“Teachers who are African- American, female, have higher test scores, are younger, and earn higher salaries are more likely to apply for national board certification,” the report says. “In addition, having an advanced degree and a permanent North Carolina-based teaching license significantly increases a teacher’s probability of NBPTS application.
“Teachers who have previously applied to NBPTS are also more likely to apply ... than those who have never applied.”
Overall, teachers of any race who work in schools with lower percentages of minority students and whose students were performing at or above grade level were also more likely to apply.
Black teachers made up 13 percent of the applicant pool, but only 4 percent of them attained certification.
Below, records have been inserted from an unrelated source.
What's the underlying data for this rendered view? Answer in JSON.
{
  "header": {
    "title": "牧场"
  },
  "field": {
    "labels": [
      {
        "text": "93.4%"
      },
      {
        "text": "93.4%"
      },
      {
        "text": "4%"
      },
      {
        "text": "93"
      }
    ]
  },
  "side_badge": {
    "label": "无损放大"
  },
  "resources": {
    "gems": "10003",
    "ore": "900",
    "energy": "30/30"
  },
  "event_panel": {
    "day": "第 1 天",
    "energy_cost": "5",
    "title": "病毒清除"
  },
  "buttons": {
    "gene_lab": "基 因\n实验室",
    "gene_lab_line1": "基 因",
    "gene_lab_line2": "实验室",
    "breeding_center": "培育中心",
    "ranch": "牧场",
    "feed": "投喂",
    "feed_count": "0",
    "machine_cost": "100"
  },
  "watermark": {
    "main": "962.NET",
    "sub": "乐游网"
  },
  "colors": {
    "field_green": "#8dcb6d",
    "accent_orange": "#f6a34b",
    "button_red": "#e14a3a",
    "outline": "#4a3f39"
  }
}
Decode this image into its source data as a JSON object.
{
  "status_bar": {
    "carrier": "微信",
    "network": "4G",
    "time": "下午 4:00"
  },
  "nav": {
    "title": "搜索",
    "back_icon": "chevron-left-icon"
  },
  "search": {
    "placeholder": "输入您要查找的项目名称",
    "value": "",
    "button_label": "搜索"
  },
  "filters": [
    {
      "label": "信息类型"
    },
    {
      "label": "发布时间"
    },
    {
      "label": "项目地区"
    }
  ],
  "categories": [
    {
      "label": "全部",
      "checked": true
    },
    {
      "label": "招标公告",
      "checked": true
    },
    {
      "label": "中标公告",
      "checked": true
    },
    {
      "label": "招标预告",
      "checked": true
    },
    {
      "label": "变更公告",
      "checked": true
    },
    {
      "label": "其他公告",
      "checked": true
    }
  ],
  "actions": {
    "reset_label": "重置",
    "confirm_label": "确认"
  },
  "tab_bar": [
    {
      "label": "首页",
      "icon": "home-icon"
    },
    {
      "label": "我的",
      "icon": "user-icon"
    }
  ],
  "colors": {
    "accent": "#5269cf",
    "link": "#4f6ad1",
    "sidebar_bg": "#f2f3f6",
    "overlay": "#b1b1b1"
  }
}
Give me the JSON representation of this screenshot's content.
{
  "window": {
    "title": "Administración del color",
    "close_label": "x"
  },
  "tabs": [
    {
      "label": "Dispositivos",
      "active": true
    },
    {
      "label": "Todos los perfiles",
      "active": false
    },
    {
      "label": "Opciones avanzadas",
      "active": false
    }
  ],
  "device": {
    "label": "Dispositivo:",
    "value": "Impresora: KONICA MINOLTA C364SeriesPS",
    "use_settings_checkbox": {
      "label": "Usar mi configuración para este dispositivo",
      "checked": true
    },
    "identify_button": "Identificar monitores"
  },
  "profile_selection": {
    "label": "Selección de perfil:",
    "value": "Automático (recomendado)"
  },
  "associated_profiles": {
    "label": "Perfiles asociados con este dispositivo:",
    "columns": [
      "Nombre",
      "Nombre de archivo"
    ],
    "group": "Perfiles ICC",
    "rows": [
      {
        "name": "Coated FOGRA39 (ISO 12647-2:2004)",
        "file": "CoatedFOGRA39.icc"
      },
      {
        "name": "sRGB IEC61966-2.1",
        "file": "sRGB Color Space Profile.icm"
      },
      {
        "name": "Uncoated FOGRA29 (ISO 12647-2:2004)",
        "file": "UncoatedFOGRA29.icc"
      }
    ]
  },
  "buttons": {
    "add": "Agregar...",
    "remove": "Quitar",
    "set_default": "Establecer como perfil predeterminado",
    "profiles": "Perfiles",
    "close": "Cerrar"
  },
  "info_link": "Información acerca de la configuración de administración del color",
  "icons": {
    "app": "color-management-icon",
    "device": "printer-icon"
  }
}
In contrast, white teachers made up 85 percent of the applicant pool but represent 94 percent of those who won approval. Only a handful of Hispanic and Asian-American teachers applied, and only a handful of those who applied were certified.
“If we knew what was causing the adverse impact, we’d be able to end it,” said Ann E. Harmon, the director of research and information for the national board, “but I don’t think there is anything in our system [that accounts for the disparity]. It is a reflection of some long- standing inequities in our society in general.”
Further research is needed on the subject, Mr. Goldhaber agreed.
On the positive side, the report shows that the board’s system is set up to identify and reward teachers who perform well on such tests as Praxis I and II, the SAT, and the Graduate Record Examinations, all predictors of teacher knowledge, Ms. Harmon said.
The study also underscores that North Carolina is shifting significant resources to well-to-do schools, Mr. Goldhaber said.
North Carolina pays the $2,300 application fee, then awards a 12 percent pay increase each year, for the 10-year life of the certificate, to every teacher who achieves board recognition. That means the Tar Heel State is investing $45,000 per teacher over the life of the certificate—an estimated annual outlay of $50 million.
In addition, the federal government has put more than $100 million into the development and implementation of programs for board-certified teachers nationwide, the report says. Foundations, corporations, and individuals have provided another $100 million.
North Carolina policymakers “are subsidizing teachers in high-income schools. That’s not something I’d favor,” said Susanna Loeb, an assistant professor of education at Stanford University. “This has strong implications for the equity of the current policies.”
The national board, however, argues that certified teachers are resources for not only their own schools, but also for those in neighboring communities.
“It would be shortsighted and simplistic to say that [state policies] shift resources to affluent districts,” Ms. Harmon said.